Task material START

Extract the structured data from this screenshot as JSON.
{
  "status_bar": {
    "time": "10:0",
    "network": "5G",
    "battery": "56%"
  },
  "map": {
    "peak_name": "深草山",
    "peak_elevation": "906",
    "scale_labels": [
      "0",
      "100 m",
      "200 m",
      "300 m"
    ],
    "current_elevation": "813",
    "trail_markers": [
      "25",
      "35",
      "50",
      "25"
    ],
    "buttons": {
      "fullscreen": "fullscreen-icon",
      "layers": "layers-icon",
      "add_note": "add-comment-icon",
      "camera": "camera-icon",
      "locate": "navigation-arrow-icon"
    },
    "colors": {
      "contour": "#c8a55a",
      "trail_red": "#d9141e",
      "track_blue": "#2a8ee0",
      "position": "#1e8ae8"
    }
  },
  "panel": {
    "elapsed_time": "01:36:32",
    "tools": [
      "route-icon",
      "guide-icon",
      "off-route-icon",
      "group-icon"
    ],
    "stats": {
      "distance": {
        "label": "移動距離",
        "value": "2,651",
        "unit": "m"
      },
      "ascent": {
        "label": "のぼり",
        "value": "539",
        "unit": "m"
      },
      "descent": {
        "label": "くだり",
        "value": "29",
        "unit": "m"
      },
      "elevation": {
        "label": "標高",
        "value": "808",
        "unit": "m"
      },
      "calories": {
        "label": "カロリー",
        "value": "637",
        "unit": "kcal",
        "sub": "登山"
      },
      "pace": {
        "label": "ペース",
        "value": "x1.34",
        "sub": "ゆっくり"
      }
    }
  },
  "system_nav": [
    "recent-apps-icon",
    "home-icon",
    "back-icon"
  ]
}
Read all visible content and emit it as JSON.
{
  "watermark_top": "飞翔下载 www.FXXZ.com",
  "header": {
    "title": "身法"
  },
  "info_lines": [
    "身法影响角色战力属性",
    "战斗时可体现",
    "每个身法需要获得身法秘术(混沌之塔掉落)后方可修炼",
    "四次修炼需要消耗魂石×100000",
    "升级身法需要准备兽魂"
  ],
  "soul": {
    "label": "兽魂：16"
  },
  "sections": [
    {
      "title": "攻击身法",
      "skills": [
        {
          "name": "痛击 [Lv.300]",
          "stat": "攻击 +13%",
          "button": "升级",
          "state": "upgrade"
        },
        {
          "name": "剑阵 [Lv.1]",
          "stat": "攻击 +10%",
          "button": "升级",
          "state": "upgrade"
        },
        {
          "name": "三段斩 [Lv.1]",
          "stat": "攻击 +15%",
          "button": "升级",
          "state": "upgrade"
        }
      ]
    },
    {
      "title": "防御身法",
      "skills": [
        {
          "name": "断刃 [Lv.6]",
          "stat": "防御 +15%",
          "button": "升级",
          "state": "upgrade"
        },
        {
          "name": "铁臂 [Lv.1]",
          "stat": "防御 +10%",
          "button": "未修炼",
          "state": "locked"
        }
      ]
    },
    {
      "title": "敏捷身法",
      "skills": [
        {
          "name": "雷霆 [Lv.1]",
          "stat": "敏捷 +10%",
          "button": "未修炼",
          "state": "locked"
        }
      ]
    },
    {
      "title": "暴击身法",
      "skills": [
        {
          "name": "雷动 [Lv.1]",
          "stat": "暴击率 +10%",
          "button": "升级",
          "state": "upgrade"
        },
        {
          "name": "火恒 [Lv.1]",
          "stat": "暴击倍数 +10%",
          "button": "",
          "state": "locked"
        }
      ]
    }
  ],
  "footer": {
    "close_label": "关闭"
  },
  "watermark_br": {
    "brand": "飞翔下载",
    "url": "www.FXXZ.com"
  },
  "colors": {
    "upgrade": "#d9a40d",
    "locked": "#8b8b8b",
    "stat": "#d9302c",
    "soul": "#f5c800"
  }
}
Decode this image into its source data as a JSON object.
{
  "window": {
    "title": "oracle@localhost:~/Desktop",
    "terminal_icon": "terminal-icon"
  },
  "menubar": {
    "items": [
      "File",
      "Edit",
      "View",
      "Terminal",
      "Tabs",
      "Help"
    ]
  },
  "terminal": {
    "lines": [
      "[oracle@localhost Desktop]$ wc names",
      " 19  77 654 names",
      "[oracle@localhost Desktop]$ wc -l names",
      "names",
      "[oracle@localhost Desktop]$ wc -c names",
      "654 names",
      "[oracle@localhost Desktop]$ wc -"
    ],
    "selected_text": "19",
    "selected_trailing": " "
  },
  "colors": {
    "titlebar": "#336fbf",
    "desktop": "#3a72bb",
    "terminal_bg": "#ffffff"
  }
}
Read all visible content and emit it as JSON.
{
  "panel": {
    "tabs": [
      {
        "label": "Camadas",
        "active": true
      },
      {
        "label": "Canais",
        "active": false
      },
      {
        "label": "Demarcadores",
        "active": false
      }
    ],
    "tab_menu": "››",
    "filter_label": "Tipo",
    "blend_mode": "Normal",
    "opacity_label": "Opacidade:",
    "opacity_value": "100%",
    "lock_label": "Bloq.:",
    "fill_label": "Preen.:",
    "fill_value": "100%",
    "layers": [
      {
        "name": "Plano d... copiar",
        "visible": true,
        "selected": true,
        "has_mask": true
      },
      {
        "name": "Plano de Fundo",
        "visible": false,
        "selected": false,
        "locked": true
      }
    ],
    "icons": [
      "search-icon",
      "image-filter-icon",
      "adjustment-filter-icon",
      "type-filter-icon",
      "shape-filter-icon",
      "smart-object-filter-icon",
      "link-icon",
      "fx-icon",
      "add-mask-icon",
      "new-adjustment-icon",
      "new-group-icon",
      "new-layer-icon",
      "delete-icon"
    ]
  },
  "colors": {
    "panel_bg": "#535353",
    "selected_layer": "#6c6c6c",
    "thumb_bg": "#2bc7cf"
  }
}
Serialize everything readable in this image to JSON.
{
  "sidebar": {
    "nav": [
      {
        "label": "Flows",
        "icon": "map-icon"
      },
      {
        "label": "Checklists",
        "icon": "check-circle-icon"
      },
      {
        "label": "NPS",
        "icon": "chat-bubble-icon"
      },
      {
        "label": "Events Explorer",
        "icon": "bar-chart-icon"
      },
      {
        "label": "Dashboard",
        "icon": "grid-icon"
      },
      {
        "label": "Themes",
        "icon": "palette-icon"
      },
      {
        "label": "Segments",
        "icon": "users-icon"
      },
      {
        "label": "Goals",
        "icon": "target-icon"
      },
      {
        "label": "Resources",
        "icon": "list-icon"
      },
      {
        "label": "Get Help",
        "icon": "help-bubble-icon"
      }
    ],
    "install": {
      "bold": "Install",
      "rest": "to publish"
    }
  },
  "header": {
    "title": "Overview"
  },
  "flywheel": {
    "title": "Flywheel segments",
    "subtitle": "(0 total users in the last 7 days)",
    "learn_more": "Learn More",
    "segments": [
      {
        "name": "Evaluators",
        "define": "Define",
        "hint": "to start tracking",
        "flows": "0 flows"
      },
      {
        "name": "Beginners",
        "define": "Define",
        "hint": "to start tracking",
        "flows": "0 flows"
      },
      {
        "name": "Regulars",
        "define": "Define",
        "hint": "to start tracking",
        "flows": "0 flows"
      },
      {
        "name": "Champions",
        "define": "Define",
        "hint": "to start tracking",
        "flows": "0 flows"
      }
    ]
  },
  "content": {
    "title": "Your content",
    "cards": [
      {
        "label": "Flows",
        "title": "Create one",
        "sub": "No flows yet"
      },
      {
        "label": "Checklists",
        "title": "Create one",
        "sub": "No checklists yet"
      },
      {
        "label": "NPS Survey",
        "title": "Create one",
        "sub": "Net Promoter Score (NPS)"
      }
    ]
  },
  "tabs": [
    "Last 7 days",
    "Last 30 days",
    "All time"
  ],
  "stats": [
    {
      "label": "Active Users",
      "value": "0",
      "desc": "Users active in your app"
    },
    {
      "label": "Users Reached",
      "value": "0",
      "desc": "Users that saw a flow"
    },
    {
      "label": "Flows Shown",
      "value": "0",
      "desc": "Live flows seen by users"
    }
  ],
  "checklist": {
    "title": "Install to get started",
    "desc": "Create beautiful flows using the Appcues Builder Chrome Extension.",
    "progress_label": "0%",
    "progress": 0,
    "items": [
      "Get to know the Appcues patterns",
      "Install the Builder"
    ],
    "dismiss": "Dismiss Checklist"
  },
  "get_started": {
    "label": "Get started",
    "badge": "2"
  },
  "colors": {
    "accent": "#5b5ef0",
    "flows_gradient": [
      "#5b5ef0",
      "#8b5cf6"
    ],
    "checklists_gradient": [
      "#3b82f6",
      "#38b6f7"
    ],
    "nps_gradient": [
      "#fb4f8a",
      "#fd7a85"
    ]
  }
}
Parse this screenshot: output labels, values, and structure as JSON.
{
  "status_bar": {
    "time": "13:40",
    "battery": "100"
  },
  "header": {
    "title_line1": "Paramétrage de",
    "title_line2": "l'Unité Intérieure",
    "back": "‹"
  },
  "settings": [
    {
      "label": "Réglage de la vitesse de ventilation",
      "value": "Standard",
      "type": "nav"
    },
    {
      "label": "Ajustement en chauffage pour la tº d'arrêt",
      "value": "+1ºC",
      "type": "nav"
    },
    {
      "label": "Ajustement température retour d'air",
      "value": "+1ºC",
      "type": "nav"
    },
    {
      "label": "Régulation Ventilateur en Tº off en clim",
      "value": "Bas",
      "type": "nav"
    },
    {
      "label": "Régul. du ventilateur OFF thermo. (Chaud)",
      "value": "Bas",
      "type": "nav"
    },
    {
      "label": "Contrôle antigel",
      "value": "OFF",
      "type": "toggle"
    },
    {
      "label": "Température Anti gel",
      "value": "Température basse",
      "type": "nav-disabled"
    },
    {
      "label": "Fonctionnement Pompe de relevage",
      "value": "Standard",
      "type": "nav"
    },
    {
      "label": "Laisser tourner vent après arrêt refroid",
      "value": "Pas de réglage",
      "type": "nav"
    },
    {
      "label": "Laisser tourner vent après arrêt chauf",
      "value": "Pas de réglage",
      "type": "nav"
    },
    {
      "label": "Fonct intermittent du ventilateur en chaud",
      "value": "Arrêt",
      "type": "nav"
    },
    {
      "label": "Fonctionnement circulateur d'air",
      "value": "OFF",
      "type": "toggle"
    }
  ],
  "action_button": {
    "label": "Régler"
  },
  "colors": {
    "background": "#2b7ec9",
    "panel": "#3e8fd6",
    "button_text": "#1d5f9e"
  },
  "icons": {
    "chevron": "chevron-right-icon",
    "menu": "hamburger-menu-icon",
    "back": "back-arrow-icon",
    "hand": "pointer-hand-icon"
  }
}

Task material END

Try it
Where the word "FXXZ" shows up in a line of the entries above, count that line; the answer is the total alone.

Solution
2